If we take n to be a negative integer, then the number k2n + 1 becomes . When k is odd, this is a fraction in reduced form, with numerator 2|n| + k. A dual Sierpinski number is defined as an odd natural number k such that 2n + k is composite for all natural numbers n. There is a conjecture that the set of these numbers is the same as the set of Sierpinski numbers; for example, 2n + 78557 is composite for all natural numbers n.[citation needed]

For odd values of k the least n such that 2n + k is prime are

1, 1, 1, 2, 1, 1, 2, 1, 1, 2, 1, 3, 2, 1, 1, 4, 2, 1, 2, 1, 1, 2, 1, 5, 2, ... (sequence A067760 in the OEIS)

The odd values of k for which 2n + k is composite for all n < k are

773, 2131, 2491, 4471, 5101, 7013, 8543, 10711, 14717, 17659, 19081, 19249, 20273, 21661, 22193, 26213, 28433, ... (sequence A033919 in the OEIS)

See also[edit]

References[edit]

  1. ^ a b Sierpinski number at The Prime Glossary
  2. ^ Anatoly S. Izotov (1995). "Note on Sierpinski Numbers" (PDF). Fibonacci Quarterly. 33 (3): 206.
  3. ^ a b Seventeen or Bust at PrimeGrid.
  4. ^ "Seventeen or Bust statistics". PrimeGrid.
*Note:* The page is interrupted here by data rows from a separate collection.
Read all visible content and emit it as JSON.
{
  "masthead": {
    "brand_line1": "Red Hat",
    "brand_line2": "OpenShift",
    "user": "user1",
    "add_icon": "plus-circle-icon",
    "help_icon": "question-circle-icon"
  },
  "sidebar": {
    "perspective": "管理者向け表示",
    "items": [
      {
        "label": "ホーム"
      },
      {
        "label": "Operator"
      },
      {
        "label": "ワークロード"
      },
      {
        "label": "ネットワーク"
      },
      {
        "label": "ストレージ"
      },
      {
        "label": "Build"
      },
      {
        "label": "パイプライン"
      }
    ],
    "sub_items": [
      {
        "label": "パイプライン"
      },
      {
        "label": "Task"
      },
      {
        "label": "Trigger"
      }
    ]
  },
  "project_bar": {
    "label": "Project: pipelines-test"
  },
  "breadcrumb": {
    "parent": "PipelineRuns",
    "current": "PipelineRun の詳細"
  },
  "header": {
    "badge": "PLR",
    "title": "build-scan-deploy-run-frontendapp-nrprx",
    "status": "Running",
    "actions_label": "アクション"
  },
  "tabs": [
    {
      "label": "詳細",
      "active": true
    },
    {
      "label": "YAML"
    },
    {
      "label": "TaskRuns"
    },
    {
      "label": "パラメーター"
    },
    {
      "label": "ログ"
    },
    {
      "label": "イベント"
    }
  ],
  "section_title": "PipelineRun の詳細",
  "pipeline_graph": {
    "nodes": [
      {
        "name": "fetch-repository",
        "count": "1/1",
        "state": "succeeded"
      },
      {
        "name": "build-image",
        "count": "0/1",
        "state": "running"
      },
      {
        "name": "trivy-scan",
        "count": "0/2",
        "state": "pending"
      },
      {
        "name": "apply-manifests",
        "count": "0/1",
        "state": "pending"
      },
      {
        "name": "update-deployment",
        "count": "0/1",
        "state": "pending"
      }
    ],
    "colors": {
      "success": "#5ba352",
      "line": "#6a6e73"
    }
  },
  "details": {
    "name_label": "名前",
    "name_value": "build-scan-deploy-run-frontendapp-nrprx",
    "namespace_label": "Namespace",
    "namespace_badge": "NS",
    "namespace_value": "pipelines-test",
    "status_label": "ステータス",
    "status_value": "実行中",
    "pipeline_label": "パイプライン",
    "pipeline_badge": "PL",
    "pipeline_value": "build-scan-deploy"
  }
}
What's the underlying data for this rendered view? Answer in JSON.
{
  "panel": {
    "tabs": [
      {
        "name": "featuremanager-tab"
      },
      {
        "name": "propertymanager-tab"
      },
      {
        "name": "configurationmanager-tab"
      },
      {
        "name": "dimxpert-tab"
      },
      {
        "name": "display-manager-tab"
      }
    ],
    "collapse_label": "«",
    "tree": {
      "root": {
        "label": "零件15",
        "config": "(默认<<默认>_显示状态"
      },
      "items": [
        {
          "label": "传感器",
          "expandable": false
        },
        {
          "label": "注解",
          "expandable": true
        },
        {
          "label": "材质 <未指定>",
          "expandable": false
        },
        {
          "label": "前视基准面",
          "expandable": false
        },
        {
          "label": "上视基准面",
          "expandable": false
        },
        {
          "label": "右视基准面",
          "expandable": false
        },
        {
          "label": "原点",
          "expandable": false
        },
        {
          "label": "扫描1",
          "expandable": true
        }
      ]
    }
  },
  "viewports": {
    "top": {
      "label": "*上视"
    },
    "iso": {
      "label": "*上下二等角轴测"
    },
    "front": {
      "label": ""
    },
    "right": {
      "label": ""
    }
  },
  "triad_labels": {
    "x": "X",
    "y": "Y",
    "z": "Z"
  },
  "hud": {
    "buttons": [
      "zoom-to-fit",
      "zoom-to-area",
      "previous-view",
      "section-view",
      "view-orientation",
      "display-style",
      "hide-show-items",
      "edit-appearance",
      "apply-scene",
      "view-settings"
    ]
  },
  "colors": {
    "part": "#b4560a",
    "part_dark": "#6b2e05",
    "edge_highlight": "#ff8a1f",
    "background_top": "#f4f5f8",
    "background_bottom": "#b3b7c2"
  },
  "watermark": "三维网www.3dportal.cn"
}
Retrieved November 21, 2019.
  5. ^ Goetz, Michael (July 10, 2008). "About the Prime Sierpinski Problem". PrimeGrid. Retrieved September 12, 2019.
  6. ^ "Prime Sierpinski Problem statistics". PrimeGrid. Retrieved November 21, 2019.
  7. ^ Zimmerman, Van (September 29, 2017). "New PSP Mega Prime!". PrimeGrid. Retrieved September 12, 2019.
  8. ^ Goetz, Michael (6 April 2018). "Welcome to the Extended Sierpinski Problem". PrimeGrid. Retrieved 21 August 2019.
  9. ^ "Extended Sierpinski Problem statistics". www.primegrid.com. Retrieved 6 April 2018.
  10. ^ Zimmerman, Van (5 April 2018). "ESP Mega Prime!". www.primegrid.com. Retrieved 6 April 2018.
  11. ^ Brown, Scott (13 January 2020). "ESP Mega Prime!". PrimeGrid. Retrieved 18 January 2020.
  12. ^ Problem 29.- Brier Numbers

Further reading[edit]

External links[edit]